0080  00 31 3a 76 34 3a 55 54  57 b2 31 3a 79 31 3a 71   .1:v4:UT W.1:y1:q
0090  65                                                 e

which is actually a find_node DHT QUERY as described here . While this sort of explains the nature of the traffic , it doesn’t explain

a) Why was I apparently receiving this traffic when I was not supposed to in the first place .

b) If I was receiving the traffic, what was it and where was it stored in my machine.( remember we are talking about ~2GB of data.)

To start with b) I didn’t remember the last time I checked how much space i was using on my disk, but the current usage percentage didn’t seem alerting by itself. So , this is where find(1) came in handy

~$ find . -type f -mmin -120 -printf '%p %s \n'

didn’t reveal anything interesting although. There were a bunch of files modified in the past 2 hours , but none of them seemed suspicious or modified with no reason.

as to a)  I can only make wild guesses. One detail that might be interesting is that yesterday all the switches in the building were replaced so to support the 100/1o we are ow offered (hence the 8,4 MBps in the beginning) .It doesn’t look like an ARP attack , according to the capture. But what kind of misconfiguration would have these kind of results ? I can see a lot of packets addressed to other hosts. CAM table overflow at the switch ?But why I was seeing the traffic in the system monitor ? Shouldn’t those packets be dropped by my NIC ? It wasn’t in promiscuous mode before I ran wireshark .

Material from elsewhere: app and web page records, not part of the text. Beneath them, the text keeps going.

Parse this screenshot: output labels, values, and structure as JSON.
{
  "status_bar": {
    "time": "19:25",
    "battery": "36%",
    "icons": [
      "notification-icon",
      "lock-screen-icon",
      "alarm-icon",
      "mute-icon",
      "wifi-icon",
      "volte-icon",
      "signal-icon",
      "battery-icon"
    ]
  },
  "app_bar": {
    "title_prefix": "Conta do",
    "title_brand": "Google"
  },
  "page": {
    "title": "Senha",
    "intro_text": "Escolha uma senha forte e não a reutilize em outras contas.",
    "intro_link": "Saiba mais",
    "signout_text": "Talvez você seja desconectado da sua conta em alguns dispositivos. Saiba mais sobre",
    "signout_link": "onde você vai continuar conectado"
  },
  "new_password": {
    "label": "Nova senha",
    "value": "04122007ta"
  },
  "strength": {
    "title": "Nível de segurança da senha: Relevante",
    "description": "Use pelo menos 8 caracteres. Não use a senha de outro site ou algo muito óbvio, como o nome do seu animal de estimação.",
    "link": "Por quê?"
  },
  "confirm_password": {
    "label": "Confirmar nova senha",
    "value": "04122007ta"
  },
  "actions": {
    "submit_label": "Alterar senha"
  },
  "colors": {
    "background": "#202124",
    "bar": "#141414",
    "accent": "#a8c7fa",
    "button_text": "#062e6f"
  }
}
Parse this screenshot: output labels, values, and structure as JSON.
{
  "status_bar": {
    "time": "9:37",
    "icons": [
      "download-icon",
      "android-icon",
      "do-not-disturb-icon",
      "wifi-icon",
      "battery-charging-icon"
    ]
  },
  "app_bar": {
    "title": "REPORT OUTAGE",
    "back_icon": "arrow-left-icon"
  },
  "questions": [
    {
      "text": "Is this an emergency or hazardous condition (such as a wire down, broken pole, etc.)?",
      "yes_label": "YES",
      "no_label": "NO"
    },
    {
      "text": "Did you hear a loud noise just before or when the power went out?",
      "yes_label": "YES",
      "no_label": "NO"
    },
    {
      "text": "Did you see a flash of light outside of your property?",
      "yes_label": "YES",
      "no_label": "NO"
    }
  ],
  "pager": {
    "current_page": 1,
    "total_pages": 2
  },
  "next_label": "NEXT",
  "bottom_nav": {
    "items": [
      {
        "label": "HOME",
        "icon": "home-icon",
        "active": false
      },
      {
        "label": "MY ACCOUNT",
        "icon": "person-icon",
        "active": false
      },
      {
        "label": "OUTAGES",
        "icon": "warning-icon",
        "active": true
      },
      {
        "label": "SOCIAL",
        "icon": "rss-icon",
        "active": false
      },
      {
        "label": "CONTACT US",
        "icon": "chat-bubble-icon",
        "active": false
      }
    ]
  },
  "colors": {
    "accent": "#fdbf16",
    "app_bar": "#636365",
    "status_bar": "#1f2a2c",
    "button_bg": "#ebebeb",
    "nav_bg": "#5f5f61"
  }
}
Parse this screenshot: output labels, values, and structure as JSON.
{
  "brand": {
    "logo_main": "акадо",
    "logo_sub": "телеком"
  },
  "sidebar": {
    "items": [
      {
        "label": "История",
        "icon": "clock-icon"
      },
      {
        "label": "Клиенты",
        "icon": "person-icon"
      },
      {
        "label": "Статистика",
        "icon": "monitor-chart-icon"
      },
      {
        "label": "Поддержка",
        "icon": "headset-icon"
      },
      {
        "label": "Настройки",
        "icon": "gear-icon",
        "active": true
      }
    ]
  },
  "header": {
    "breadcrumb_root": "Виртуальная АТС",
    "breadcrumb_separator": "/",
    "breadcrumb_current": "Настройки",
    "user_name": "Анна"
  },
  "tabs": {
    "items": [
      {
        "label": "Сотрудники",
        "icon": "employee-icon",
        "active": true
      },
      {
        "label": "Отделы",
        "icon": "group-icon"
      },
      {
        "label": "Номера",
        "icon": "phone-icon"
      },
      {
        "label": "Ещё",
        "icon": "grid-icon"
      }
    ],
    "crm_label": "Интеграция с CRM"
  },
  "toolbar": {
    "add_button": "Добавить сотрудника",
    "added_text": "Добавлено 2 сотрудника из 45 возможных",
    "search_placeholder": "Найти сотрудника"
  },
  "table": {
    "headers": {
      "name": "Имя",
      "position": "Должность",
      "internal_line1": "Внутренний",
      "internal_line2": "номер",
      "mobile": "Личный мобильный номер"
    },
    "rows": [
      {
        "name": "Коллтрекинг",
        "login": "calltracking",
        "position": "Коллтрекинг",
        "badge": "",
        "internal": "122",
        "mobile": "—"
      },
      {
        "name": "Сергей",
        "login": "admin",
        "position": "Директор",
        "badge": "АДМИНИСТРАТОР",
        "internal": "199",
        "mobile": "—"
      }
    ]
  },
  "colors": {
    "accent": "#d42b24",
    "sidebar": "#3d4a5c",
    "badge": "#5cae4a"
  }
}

So ? Comments, suggestions , answers to the questions ?